9. Brooklyn Tweed: This company’s yarn has exploded over the past few years! Along with Quince & Co., I would say that Brooklyn Tweed was the original “indie-dyed” yarn. Scrumptious, expensive, but worth it, and only a few yarn bases to choose from. It’s also pretty hard to find (at least here in Canada). I have not yet located any to try out for myself, but someday I will get my hands on a sweater-quantity’s worth!
10. Quince & Co.: Beautiful soft colourways, on only a few yarn bases. One of the original “indie-dyed” yarns, that has certainly blown up in popularity to a full-on company! Again, haven’t located any near me yet, but someday I will have it!
11. Briggs & Little: Perhaps a little lesser known, this is Canada's oldest fibre mill hailing from Atlantic Canada (my homeland!), and they produce very woolly-wools that are sturdy and hard-wearing. Solid and traditional colourways available, this company is more about quality fibre, rather than innovative dyeing. I certainly recommend giving it a try!
12. Harris Tweed: Also very traditional UK wool, in traditional solid and heathered colourways. Would make a great guernsey or Fair Isle garment! (Can you tell I’m in love with hard-wearing wools?!)
While many of these names are likely familiar to you, dear reader, I would like to now segue into the next category of fibre artists. As globalisation has run its course in the past 50 years or so, we are beginning to see a massive shift toward small businesses. Many consumers are gravitating back to the shop-local business model, which has resulted in many a person with some entrepreneurial spirit and a love for all things wool to begin dyeing their own yarn and selling it to these locally-minded consumers. I’m talking, of course, of those indie dyers that this site aims to feature. This is where we can bring these lovely individuals together and build a craft community. With a focus on hand-dyed small batch yarns, there are many many dyers producing gorgeous skeins of yarn. While the quantity and brand recognition may not be at the same level as the latest Knitpicks sock yarn release, the quality is always there.
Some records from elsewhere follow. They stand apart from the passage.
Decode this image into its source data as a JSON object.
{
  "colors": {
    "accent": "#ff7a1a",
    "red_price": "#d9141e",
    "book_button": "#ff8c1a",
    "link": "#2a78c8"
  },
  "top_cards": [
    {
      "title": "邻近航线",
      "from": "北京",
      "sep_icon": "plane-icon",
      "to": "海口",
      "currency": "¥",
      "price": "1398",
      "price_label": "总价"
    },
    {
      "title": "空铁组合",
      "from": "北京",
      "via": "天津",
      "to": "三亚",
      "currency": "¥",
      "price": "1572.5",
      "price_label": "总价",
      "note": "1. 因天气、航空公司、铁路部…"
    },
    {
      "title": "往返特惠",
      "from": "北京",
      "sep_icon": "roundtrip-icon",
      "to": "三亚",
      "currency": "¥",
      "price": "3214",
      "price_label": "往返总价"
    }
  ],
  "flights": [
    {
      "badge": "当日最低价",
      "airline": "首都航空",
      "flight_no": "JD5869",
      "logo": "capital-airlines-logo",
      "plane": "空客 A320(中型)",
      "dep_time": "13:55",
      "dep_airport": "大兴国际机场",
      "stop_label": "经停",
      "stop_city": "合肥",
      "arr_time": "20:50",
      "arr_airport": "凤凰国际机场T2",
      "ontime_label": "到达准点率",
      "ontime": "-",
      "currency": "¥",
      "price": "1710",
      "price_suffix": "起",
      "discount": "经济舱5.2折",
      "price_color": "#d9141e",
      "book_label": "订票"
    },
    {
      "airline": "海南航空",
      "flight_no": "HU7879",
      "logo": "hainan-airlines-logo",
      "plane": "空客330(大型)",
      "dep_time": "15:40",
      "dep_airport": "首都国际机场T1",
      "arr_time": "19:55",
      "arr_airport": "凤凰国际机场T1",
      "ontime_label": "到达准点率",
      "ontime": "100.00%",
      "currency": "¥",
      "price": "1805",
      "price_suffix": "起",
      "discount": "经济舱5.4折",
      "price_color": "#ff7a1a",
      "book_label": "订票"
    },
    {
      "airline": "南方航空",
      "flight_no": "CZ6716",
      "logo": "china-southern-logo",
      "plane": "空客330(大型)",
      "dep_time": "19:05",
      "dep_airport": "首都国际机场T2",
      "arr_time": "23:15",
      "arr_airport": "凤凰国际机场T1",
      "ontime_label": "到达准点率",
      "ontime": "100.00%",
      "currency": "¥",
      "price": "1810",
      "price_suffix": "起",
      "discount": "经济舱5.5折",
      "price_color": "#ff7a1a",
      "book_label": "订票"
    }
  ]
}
Let’s support small business owners – you know that they will appreciate every single order that you place, and they will pour their heart and soul into the product they make, especially for you.
Happy crafting until next time!